_Work to complete_
For the listing below, give the count of lines containing "COACH", and no other text.

_Records for this task_
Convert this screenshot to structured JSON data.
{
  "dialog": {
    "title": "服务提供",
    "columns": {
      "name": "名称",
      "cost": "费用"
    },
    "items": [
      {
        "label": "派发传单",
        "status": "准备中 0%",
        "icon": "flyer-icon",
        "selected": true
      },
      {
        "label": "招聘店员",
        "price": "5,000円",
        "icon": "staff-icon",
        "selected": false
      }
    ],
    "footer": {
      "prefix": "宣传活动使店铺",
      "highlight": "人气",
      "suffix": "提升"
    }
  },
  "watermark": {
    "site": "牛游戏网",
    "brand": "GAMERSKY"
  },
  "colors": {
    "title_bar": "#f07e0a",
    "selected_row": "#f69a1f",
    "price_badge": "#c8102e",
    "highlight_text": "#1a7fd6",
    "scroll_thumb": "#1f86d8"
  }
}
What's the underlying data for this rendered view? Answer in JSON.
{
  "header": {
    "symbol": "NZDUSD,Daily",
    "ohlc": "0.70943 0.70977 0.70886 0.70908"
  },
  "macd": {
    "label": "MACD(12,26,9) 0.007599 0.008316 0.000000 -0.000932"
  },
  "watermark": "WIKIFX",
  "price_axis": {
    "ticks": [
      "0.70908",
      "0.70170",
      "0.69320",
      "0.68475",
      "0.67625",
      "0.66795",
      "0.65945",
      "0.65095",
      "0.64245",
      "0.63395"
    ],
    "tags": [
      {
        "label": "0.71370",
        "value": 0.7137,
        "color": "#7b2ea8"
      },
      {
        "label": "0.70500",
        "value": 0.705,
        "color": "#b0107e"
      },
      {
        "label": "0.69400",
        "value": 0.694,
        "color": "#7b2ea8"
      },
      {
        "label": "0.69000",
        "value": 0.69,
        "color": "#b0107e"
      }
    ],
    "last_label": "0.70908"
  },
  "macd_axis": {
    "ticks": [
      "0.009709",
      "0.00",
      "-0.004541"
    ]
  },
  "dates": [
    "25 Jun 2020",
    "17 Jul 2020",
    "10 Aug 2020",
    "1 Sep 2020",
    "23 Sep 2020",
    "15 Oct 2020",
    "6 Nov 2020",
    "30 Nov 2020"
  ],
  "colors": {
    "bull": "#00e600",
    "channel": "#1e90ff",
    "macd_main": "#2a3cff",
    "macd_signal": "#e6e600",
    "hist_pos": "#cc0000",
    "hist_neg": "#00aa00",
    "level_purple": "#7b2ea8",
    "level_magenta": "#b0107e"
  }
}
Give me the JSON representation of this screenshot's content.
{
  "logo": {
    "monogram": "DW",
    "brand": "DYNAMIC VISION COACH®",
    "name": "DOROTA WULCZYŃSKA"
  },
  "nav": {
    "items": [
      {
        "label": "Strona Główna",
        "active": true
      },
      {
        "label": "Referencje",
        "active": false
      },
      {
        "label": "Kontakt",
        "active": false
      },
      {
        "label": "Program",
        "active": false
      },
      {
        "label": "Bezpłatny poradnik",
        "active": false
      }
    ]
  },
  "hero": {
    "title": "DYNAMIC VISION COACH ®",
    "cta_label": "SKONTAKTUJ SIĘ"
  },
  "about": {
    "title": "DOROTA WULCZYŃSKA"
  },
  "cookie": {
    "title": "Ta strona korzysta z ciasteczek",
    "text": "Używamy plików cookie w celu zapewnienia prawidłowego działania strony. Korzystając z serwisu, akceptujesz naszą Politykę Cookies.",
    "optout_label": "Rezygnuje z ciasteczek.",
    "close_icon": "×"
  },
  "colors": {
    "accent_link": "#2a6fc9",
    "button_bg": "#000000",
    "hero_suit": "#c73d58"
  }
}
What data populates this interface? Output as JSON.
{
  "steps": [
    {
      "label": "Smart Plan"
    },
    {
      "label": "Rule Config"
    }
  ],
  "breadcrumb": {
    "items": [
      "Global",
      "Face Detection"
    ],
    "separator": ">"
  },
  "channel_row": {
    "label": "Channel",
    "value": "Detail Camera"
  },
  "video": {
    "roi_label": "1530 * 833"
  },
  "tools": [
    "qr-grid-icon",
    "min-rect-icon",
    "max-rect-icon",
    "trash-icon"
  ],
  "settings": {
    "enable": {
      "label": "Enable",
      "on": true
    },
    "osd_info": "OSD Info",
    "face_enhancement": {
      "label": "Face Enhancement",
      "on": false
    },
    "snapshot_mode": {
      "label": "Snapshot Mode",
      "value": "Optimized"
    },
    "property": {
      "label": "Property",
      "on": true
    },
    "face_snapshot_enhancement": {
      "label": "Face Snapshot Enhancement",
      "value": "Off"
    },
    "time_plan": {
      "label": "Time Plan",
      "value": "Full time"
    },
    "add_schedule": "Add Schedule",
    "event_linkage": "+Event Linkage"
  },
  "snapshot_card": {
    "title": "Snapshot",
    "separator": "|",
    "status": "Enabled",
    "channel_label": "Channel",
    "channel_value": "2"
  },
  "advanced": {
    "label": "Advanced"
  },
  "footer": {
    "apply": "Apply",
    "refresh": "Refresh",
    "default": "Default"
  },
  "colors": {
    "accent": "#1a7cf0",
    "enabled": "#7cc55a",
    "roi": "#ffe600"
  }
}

_Reply_
2